§ **Action item**
A single figure is wanted: the count of lines below containing the string "name".

§ **Extracted information**

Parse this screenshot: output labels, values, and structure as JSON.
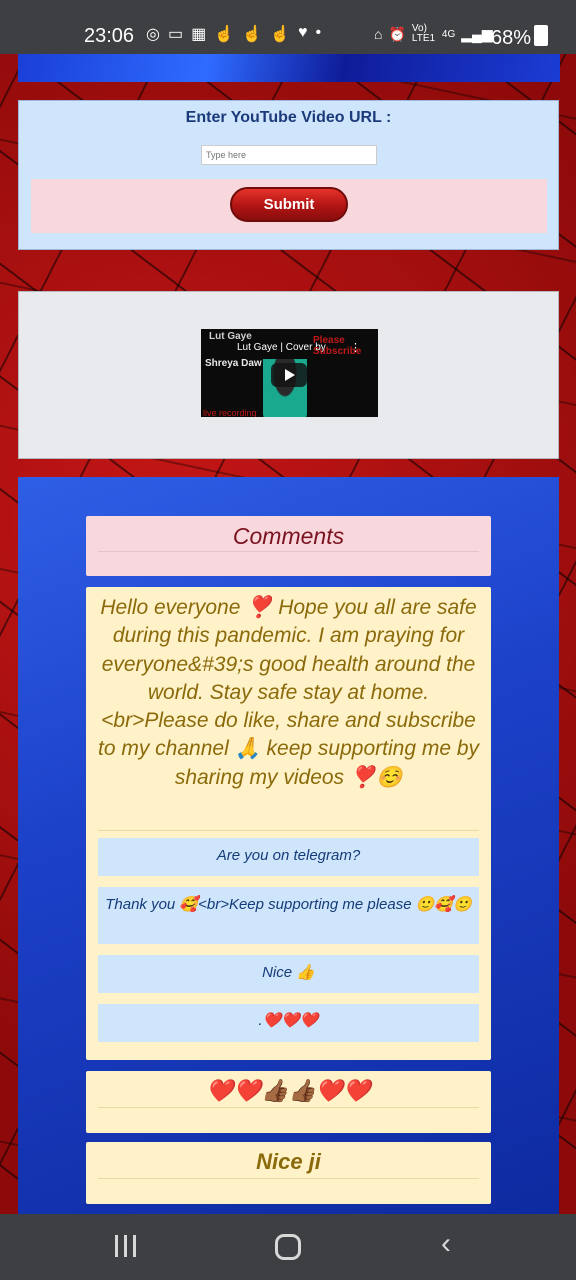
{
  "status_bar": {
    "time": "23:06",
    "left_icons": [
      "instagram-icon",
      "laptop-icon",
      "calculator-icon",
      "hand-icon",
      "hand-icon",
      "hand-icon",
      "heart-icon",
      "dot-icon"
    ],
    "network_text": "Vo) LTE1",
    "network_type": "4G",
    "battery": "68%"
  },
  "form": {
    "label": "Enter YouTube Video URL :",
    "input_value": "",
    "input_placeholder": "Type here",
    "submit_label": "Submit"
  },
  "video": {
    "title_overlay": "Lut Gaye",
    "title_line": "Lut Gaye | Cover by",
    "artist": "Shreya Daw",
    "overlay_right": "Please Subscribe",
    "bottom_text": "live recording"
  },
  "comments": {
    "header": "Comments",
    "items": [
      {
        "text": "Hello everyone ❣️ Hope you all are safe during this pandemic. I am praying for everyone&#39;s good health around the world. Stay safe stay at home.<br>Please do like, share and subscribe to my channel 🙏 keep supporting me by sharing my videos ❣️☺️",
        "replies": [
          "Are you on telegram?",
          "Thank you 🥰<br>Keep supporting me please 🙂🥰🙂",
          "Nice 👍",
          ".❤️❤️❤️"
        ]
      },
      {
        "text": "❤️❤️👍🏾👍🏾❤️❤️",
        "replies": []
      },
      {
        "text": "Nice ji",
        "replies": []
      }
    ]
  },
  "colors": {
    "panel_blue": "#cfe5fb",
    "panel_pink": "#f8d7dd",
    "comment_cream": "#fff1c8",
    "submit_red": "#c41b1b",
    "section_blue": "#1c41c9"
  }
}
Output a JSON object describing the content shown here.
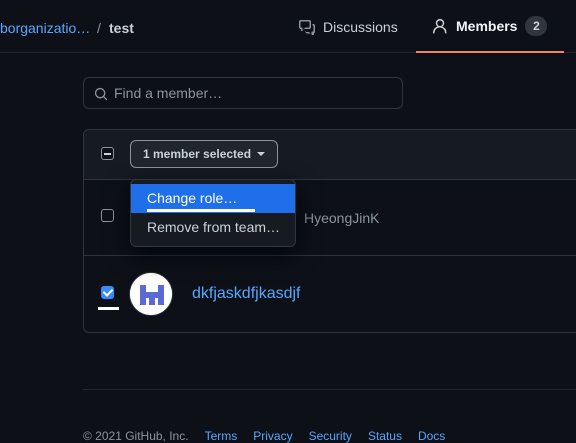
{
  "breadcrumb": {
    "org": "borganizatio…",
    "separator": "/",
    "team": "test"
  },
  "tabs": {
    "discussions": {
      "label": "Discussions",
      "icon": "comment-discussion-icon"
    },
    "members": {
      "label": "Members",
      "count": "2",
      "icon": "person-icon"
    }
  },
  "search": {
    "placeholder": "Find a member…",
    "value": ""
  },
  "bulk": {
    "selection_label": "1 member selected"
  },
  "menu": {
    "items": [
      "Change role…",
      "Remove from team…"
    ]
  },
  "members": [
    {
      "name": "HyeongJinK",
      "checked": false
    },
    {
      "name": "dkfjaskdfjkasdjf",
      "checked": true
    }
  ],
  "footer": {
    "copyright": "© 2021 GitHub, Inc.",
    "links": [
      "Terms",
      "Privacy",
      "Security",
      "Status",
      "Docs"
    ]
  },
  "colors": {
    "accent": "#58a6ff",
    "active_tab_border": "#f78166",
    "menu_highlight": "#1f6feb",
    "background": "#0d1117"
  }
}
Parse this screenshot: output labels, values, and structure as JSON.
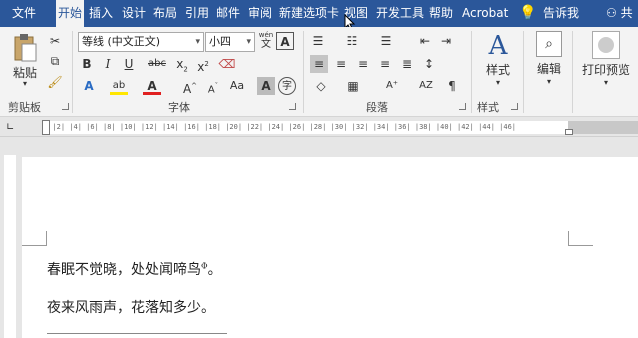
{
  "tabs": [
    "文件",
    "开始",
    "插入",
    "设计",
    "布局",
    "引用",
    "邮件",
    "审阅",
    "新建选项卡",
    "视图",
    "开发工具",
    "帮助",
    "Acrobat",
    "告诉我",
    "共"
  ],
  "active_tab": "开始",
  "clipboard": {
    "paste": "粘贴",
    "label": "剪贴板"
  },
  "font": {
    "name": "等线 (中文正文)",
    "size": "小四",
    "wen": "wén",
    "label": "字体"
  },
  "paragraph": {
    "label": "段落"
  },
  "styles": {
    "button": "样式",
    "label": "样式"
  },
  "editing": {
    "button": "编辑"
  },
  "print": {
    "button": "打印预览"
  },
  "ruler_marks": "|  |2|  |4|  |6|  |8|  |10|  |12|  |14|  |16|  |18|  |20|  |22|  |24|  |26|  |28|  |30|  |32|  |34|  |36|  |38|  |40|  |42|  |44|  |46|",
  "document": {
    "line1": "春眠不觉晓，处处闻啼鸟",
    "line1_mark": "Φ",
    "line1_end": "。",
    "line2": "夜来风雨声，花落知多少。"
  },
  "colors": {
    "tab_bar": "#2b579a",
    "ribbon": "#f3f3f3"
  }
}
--
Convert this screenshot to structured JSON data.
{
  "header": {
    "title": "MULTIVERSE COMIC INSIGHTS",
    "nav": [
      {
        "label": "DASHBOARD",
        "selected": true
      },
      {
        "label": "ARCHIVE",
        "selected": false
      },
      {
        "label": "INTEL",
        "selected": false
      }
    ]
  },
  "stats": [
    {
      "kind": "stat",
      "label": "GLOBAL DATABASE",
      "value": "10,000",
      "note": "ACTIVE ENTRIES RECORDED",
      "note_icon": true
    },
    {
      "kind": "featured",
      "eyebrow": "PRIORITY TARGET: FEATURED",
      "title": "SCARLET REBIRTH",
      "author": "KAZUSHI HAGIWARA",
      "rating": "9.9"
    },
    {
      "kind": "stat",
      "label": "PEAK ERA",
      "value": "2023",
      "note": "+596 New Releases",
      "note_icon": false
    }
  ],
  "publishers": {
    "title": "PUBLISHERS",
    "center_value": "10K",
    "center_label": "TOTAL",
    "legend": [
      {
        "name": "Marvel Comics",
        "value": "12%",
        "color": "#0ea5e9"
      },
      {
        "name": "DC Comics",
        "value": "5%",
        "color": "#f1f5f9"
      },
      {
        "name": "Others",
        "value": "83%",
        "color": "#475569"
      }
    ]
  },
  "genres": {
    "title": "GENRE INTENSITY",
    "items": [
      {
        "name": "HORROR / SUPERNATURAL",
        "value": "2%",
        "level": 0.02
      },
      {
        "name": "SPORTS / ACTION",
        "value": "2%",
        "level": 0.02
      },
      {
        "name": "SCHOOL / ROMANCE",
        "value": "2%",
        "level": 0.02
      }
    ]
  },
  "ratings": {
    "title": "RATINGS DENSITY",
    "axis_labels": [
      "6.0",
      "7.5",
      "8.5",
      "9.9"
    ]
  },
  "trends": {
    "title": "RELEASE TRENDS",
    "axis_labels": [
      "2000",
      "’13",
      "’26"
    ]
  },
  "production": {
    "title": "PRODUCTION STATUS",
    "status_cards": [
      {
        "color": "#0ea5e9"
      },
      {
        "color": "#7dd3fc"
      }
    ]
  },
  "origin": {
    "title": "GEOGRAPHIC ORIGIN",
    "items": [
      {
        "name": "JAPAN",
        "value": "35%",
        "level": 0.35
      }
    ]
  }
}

§ **Response to the task**
10